Silesaurus measured approximately 2.3 meters (7.5 feet) long, and was facultatively bipedal. It was light and built for speed.
Scientists think that Silesaurus was not a dinosaur, but rather a dinosauriform. Dinosaurian features lacking in Silesaurus include an enlarged deltopectoral crest (a muscle attachment on the humerus), and epipophyses (enlarged tendon attachment above the postzygapophysis) on the cervical vertebrae.
However, Silesaurus has some dinosaurian characteristics as well:
- a brevis shelf (a bone surface on the ilium that functions as an attachment site for tail muscles)
- ischium with a slender shaft
- femur with a reduced tuberosity that borders the ligament of the femoral head
- a prominent lesser trochanter
- an overlap of the ascending process of the astragalus with the tibia
- a concave proximal articular surface for the reception of the distal end of the fibula on the calcaneum
- Dzik, J. (2003). "A beaked herbivorous archosaur with dinosaur affinities from the early Late Triassic of Poland." Journal of Vertebrate Paleontology, 23(3): 556-574.
- Nesbitt, 2011. The early evolution of archosaurs: Relationships and the origin of major clades.
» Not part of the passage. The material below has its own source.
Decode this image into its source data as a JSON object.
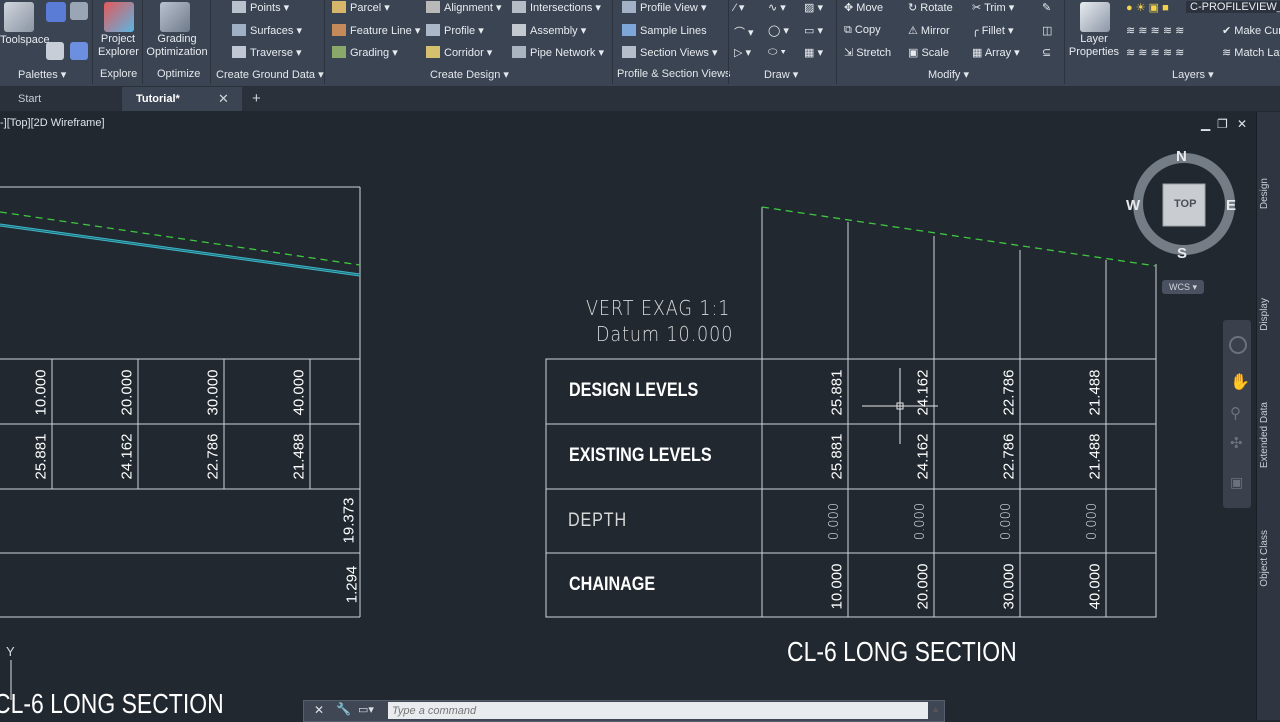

Bulletin of the American Museum of Natural History. 352, 292 pp.